This little number has been causing quite a stir lately... it all started with rather excessive birthday celebrations throughout the month of January, one of which being a breakfast with 12 amazing girlfriends at my place. The amount of food we had was nothing short of decadent, not to mention the copious amounts of bubbly consumed - but you only turn 27 once, right?
After smoked salmon generously scattered with red onion and capers, crisp-toasted bagels brimming with thin slices of pastrami and a chunky tartare-style sauce, sinfully creamy oeufs en cocotte with ham, cheese and thyme-scented mushrooms and a refreshing fruit salad with ginger and mint you would think the ladies would gracefully skip dessert? Yeah, not MY friends... they know good food when they see it and happily indulge in it. That's why I love them!
So my friend Vera had agreed to bring dough for waffles and (wo)man the iron (champagne-glass in hand, of course) - and they sure were delicious... but (sorry, my dear!) it was a rather inconspicuous-looking kilner jar filled with a thick, yellow substance that completely stole the show. People had been having a hard time identifying its contents - was it my famous home-made mayo? or vanilla custard? - until someone finally was brave enough to stick their finger in. The "oh my God"s and ecstatic moaning that followed were undescribable... and I don't think I have ever had so many requests for a recipe before in my life - and not just that, some ladies actually resorted to hefty bribes!
Said kilner jar ended up in one of my friends' fridge and her seven-year old son licked it so clean it could have gone straight in the cupboard without washing. Since that day, this little guy has been following my elder son around at school, trying to talk him into inviting him to ours for a sleepover ("and tell your Mum to make that delicious thing she put on the waffles the other day") - Max being completely ignorant about the whole affair... he hasn't even tasted it, refusing to eat any sweets that don't have insane amounts of chocolate in them!
So here you have it. I am letting my secret out of the bag. We're talking curd here. Not the traditional lemon curd (which I also love), my version is made with passion fruit, one of my favourite, favourite fruits of all times. It alo involves a neat technique for removing the black seeds without losing most of the flesh and juice. So do read on, do try it - you'll be forever hooked like my friends here. A couple of eggs, some sugar and butter and the priced juice is all it takes... plus 15 minutes whisking in a bain marie - but no sweet without sweat, right?
Heavenly passion fruit curd
(Thermomix instructions included)
6 passion fruits
50 g butter
75 g fine caster sugar
2 large eggs
First, prepare a passion fruit puree. This method will make it easier and more efficient to separate the prized juice and flesh from the large seeds.
Cut the fruits in half and scopp the flesh into a small pot/milk pan. Gently bring to a simmer, immediately take off the heat and continue stirring for about 5 minutes.

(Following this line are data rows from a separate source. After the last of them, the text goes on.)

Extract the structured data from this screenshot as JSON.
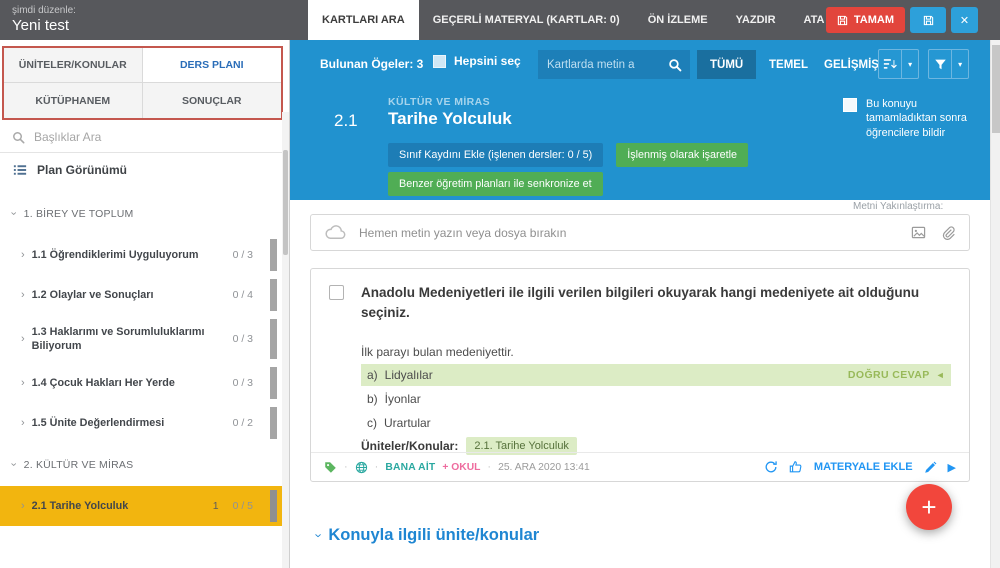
{
  "glyphs": {
    "close": "✕",
    "chevron": "›",
    "dropdown": "▾",
    "play": "▶",
    "dot": "·",
    "correct_arrow": "◄",
    "plus": "+"
  },
  "colors": {
    "topbar_bg": "#57585c",
    "accent_blue": "#2192cf",
    "dark_blue_button": "#1d7db6",
    "active_filter_blue": "#1a6f9f",
    "green_button": "#50ad55",
    "red_button": "#e2453c",
    "blue_button": "#2da0da",
    "selected_topic_yellow": "#f2b50f",
    "correct_answer_bg": "#dcecc5",
    "correct_answer_text": "#98b959",
    "link_blue": "#2196f3",
    "owner_teal": "#2aa8a0",
    "school_pink": "#ee6b9e",
    "fab_red": "#f2463c",
    "tab_outline_red": "#c4574e"
  },
  "topbar": {
    "editing_label": "şimdi düzenle:",
    "title": "Yeni test",
    "tabs": [
      {
        "label": "KARTLARI ARA",
        "active": true
      },
      {
        "label": "GEÇERLİ MATERYAL (KARTLAR: 0)",
        "active": false
      },
      {
        "label": "ÖN İZLEME",
        "active": false
      },
      {
        "label": "YAZDIR",
        "active": false
      },
      {
        "label": "ATA",
        "active": false
      }
    ],
    "confirm_label": "TAMAM"
  },
  "sidebar": {
    "tabs": [
      {
        "label": "ÜNİTELER/KONULAR",
        "active": false
      },
      {
        "label": "DERS PLANI",
        "active": true
      },
      {
        "label": "KÜTÜPHANEM",
        "active": false
      },
      {
        "label": "SONUÇLAR",
        "active": false
      }
    ],
    "search_placeholder": "Başlıklar Ara",
    "plan_view_label": "Plan Görünümü",
    "tree": [
      {
        "type": "unit",
        "label": "1. BİREY VE TOPLUM"
      },
      {
        "type": "topic",
        "label": "1.1 Öğrendiklerimi Uyguluyorum",
        "count": "0 / 3"
      },
      {
        "type": "topic",
        "label": "1.2 Olaylar ve Sonuçları",
        "count": "0 / 4"
      },
      {
        "type": "topic",
        "label": "1.3 Haklarımı ve Sorumluluklarımı Biliyorum",
        "count": "0 / 3"
      },
      {
        "type": "topic",
        "label": "1.4 Çocuk Hakları Her Yerde",
        "count": "0 / 3"
      },
      {
        "type": "topic",
        "label": "1.5 Ünite Değerlendirmesi",
        "count": "0 / 2"
      },
      {
        "type": "unit",
        "label": "2. KÜLTÜR VE MİRAS"
      },
      {
        "type": "topic",
        "label": "2.1 Tarihe Yolculuk",
        "badge": "1",
        "count": "0 / 5",
        "selected": true
      }
    ]
  },
  "toolbar": {
    "found_items": "Bulunan Ögeler: 3",
    "select_all_label": "Hepsini seç",
    "search_placeholder": "Kartlarda metin a",
    "filters": [
      {
        "label": "TÜMÜ",
        "active": true
      },
      {
        "label": "TEMEL",
        "active": false
      },
      {
        "label": "GELİŞMİŞ",
        "active": false
      }
    ]
  },
  "topic_header": {
    "unit_name": "KÜLTÜR VE MİRAS",
    "number": "2.1",
    "title": "Tarihe Yolculuk",
    "buttons": {
      "add_class_record": "Sınıf Kaydını Ekle (işlenen dersler: 0 / 5)",
      "mark_processed": "İşlenmiş olarak işaretle",
      "sync_similar": "Benzer öğretim planları ile senkronize et"
    },
    "notify_label": "Bu konuyu tamamladıktan sonra öğrencilere bildir"
  },
  "content": {
    "zoom_label": "Metni Yakınlaştırma:",
    "dropzone_text": "Hemen metin yazın veya dosya bırakın",
    "card": {
      "question": "Anadolu Medeniyetleri ile ilgili verilen bilgileri okuyarak hangi medeniyete ait olduğunu seçiniz.",
      "stem": "İlk parayı bulan medeniyettir.",
      "options": [
        {
          "key": "a)",
          "text": "Lidyalılar",
          "correct": true,
          "correct_label": "DOĞRU CEVAP"
        },
        {
          "key": "b)",
          "text": "İyonlar",
          "correct": false
        },
        {
          "key": "c)",
          "text": "Urartular",
          "correct": false
        }
      ],
      "units_label": "Üniteler/Konular:",
      "unit_chip": "2.1. Tarihe Yolculuk",
      "meta": {
        "owner": "BANA AİT",
        "school": "+ OKUL",
        "date": "25. ARA 2020 13:41"
      },
      "add_to_material_label": "MATERYALE EKLE"
    },
    "related_heading": "Konuyla ilgili ünite/konular"
  }
}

Place a not-too-fine-meshed sieve over a bowl, pour in the passion fruit and pass the flesh through the mesh, retaining the seeds in the sieve. Discard seeds.
In a metal bowl, combine the passion fruit with the remaining ingredients. Whisk continuously and vigorously over simmering water until the curd has thickened. This should take about 15 minutes.
Make passion fruit puree as described above.
Place passion fruit and remaining ingredients in the TX bowl, insert butterfly whisk and cook at TX3/80C for about 8 minutes.
The amount of time needed for curd to thicken depends on the starting temperature of your ingredients, so add more time as required. The consistency should ressemble a thick custard.
Pour curd into a sterlilised jar. Keeps in the fridge for a good 3-4 weeks.
Enjoy on waffles, pancakes, on bread or brioche, use as a filling for swiss rolls and macarons... the possibilities are endless!